“I think it is significant that this essentially is happening within the English-speaking world, mainly in America, Australia, New Zealand, Canada and Britain, where universities are not state institutions,” he said, adding that “in a country in which universities are branches of the Ministry of Education, this would probably not be happening,” he said.

“I think that many universities have now become very commercial organisations… who are very dependant on raising the money from foreign donors and attracting foreign students who are paying fees,” he pointed out, emphasising that “it is very attractive for those who run the universities… to find a corporate image that will be attractive” and that nowadays left-wing progressive ideology serves this purpose.

When asked why it is an anglo-saxon phenomenon, he answered that the matter is partly US-imported as the problems related to racism have been increasing in recent times in the country but also drew attention to the fact that universities are “being subjected to nationalist mythologies of a very international student body.”

“It is only small minorities who feel very strongly about this and have the ability to organise,” he pointed out, adding that most British students “are not willing to ally themselves with the forces of conservatism.”

“This is an old battle being refought,” the Professor said, pointing out that the reasons for the rebellions in academia can be traced back to the times of the British Empire.

“It is probably wrong to say it is an intellectual issue. It is much more about politics and about group identities and the use of certain courses to advance certain political views,” he assessed.

Prof. Tombs also raised the topic of the “History Reclaimed” group he established, which gathers various historians and scientists in a joint effort to fight against “abuse of history for political purposes.”

“We are reacting to what is said and done outside,” he said, pointing out that at the moment the group consists mostly of British personas but he hopes for it to expand.

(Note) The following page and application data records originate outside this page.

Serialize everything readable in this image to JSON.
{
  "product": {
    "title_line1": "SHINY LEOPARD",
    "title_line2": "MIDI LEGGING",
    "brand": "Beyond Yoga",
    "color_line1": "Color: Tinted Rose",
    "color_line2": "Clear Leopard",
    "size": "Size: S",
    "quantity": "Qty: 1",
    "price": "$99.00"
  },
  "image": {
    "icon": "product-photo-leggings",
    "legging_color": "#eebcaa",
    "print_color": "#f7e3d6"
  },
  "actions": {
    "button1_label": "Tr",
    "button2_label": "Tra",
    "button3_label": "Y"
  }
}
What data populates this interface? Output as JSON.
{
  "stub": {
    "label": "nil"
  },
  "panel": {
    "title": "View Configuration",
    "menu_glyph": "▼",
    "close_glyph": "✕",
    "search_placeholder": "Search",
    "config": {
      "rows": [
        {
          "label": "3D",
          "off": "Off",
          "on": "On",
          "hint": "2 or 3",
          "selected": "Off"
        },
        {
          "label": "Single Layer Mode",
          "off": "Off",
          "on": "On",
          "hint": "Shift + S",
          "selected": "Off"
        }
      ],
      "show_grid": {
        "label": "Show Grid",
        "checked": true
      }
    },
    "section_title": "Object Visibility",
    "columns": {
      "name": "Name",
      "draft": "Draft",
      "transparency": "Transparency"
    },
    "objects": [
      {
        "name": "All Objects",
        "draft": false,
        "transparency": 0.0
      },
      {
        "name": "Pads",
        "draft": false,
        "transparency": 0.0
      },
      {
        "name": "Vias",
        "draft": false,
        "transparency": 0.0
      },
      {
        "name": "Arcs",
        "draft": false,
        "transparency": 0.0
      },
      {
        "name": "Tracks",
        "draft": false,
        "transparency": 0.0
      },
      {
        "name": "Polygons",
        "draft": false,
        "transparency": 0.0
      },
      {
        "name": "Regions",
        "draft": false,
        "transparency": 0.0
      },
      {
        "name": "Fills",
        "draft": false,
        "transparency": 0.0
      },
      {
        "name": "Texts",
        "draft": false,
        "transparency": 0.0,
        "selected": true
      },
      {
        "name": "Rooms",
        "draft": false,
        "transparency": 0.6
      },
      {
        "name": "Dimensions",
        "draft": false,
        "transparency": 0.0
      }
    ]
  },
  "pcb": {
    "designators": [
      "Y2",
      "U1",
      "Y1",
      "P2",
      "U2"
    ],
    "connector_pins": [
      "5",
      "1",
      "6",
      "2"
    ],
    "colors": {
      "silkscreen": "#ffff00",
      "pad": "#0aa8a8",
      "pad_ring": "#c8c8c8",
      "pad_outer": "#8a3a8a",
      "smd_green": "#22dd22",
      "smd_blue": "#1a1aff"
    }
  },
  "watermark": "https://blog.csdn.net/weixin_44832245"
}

“We are not trying to change the world but to maintain rational academic standards,” he stressed, referring to the group’s activities, adding that the response he got after establishing the group was “overwhelmingly favourable.”